- **What is being asked**: Where a line of the data holds the word "Moves", copy that line.

=-=-=

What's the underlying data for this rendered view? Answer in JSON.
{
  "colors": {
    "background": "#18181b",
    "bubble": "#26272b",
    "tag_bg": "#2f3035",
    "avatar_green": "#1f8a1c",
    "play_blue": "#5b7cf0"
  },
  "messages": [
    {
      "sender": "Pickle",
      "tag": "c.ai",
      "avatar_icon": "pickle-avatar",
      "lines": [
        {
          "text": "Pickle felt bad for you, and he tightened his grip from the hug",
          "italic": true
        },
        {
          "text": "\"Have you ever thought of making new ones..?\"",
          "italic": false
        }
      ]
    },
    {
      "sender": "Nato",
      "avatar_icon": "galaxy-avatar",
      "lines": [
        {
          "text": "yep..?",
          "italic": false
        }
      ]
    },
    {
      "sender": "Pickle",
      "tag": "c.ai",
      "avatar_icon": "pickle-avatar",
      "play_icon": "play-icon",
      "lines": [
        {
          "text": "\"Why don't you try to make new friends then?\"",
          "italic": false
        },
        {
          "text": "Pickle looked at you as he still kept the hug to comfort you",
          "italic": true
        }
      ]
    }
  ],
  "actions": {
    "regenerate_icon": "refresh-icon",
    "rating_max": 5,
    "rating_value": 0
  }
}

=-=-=

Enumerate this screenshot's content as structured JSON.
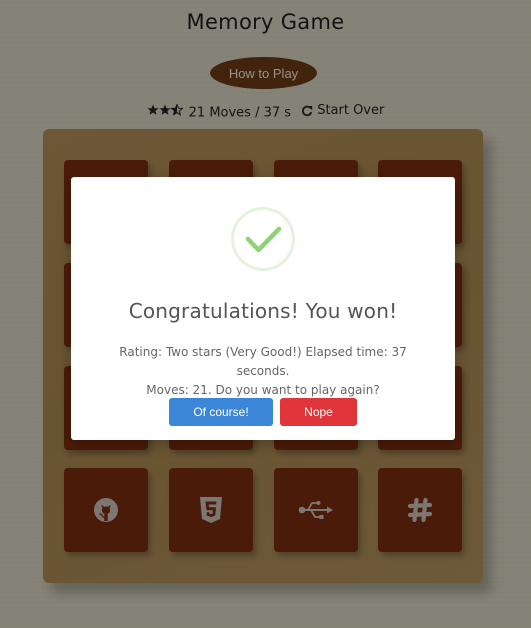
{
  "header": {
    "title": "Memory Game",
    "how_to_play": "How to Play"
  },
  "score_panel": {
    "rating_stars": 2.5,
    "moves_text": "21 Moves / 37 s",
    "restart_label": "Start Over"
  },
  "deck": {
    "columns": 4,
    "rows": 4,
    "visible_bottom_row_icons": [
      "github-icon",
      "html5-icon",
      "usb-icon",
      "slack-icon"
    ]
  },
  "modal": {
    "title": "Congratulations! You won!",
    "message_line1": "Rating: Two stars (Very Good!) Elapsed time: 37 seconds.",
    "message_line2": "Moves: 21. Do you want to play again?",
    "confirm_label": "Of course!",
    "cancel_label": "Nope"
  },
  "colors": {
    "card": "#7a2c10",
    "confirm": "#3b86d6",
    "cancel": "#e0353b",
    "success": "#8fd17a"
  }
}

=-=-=

- **Exercise output**:
    "moves_text": "21 Moves / 37 s",
    "message_line2": "Moves: 21. Do you want to play again?",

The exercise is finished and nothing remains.